A new listener should now show up on the Listeners Dashboard

You can click on the Listener name to get info on the listener and Stop/ Start or Delete it.

Generate a Launcher

Launcher Wiki page: https://github.com/cobbr/Covenant/wiki/Launchers

Now all we need to do is create our Launcher to run on the target system.

  • Click “Launchers”
  • Pick a Launcher type

Check out the Launcher Wiki page for an explanation of each type. Let’s create an MsBuild launcher.

  • Click “MsBuild”
  • Generate
  • Download

And That’s it! Download the file and run it using MSBuild on the target system. If the system is vulnerable, you get a shell:

If it runs successfully, a new Grunt, or remote shell connection will show up in the Covenant Dashboard under “Grunts”:

  • Click on the Grunt name
  • Click “Interact” to interact with the Grunt

Here you can run tasks, enter the task name and then send it.

In the screen above, I have run many tasks, the last runs the Keylogger for 10 seconds. Click on “Taskings” and the Task name to view the output of each command

Conclusion

In this article we quickly covered installing and using the Covenant .NET based Command and Control framework. This is a very heavily developed and well working framework. If you haven’t seen it, I highly recommend you try it out.
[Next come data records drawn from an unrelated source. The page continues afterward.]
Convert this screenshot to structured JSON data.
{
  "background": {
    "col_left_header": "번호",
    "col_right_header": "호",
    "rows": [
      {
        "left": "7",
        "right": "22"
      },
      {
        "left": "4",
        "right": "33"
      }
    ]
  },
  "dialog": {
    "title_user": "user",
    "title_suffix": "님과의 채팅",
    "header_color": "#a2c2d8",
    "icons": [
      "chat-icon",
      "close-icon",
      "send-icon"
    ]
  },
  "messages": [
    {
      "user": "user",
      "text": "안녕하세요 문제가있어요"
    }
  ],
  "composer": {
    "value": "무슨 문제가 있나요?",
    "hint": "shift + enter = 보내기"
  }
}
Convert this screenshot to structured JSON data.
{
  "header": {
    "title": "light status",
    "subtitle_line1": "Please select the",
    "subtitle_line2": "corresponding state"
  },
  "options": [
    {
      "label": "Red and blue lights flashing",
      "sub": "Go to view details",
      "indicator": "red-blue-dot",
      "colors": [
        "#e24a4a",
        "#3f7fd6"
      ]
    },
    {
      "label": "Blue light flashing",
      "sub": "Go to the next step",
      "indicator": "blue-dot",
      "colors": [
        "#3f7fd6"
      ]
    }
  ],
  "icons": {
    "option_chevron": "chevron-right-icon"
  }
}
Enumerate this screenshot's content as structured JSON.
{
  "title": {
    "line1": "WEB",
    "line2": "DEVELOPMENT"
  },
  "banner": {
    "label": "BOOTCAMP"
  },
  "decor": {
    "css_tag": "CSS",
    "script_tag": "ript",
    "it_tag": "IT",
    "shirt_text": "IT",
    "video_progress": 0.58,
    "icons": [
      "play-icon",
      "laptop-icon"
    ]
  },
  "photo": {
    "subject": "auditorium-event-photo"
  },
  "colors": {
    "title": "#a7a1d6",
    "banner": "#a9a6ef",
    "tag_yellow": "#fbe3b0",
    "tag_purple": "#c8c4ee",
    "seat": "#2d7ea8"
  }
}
I had mixed results running this “out of the box” against a Windows 10 system. Microsoft Defender detects and blocks the launchers pretty quickly. So advanced users may need to modify the payloads. This may or may not work flawlessly against other anti-viruses with no modifications. 🙂